Provide High Availability for Multiple Services and Applications
Updated: October 24, 2008
Applies To: Windows Server 2008
In this scenario, the goal is to provide high availability for multiple services and applications. Part of this goal is to make the most of an investment in server hardware—placing multiple services and applications on the cluster—while avoiding overloading that would lead to a reduction in server performance.
However, when evaluating this scenario, it is important to weigh the relative value of each of the applications in supporting your organization’s goals. If one of your applications is less important that the others, you might not provide the maximum server capabilities and staff for that application, and instead allow it to occasionally stop if there are problems. In contrast, you might give the highest priority to applications that are most important to your organization, that is, place those applications (and only those) in a cluster. This would allow you to give the maximal amount of server resources to those applications, increasing their performance and uptime.

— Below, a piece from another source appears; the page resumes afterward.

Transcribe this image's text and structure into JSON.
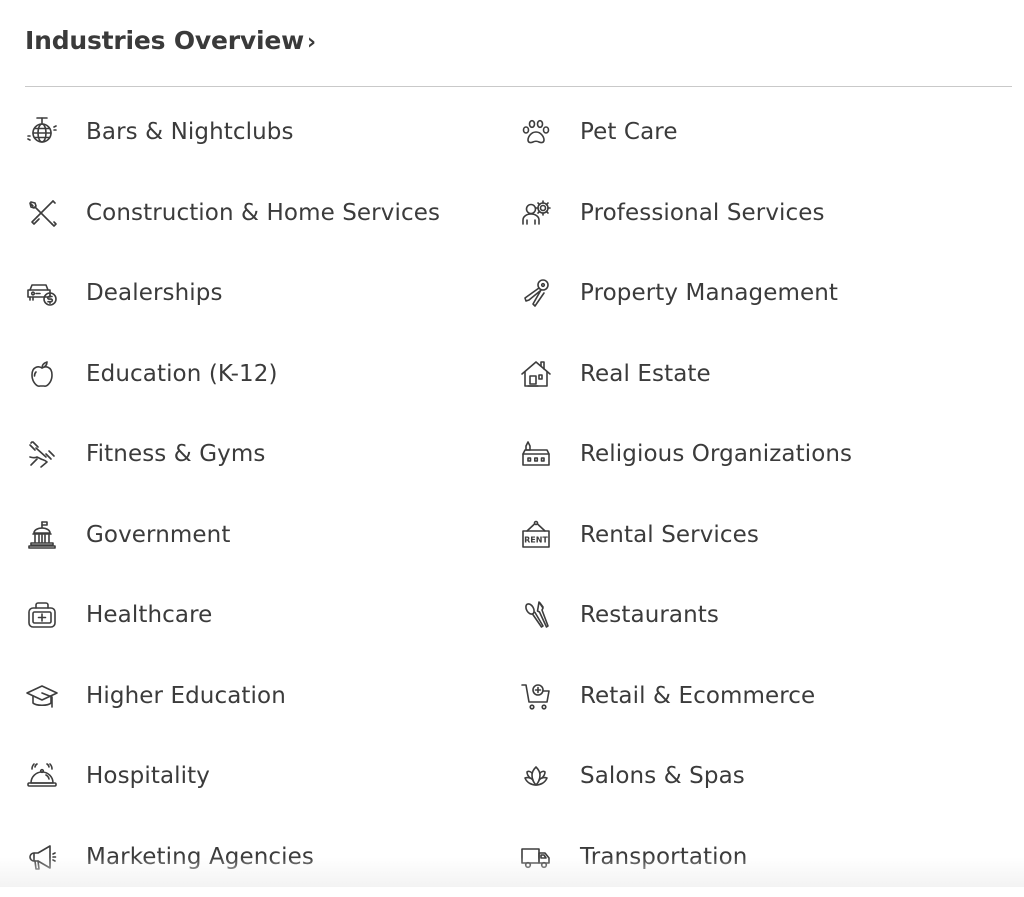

If a user on a client computer attempts to perform an action with one of the clustered services or applications, and the action is interrupted, the service or application on the client computer must automatically retry the action. This is necessary because a user action might sometimes be performed during a failover, meaning that the action would be interrupted (briefly) while failover occurred and would require an automatic retry to complete without further user action.
For more information, see the following topics:
Design for a Failover Cluster with Multiple Services and Applications
Example, Failover Cluster with Multiple Services and Applications
For example, A. Datum Corporation may want to provide employees at their downtown location with five client-server applications. Of those five, A. Datum Corporation wants to provide 99.99% availability (down for less than 1 hour per year) for only four. For the fifth application, a much lower level of availability is adequate, and it would never be preferable for that application to be available if it meant that one of the other four was not available. A. Datum will create a design that provides high availability for the four important applications, and lower availability for the fifth application.
For additional deployment goals, such as the goal of providing high availability for servers running Hyper-V (so you can cluster applications that run on a variety of different operating systems), see Identifying Your Failover Cluster Deployment Goals.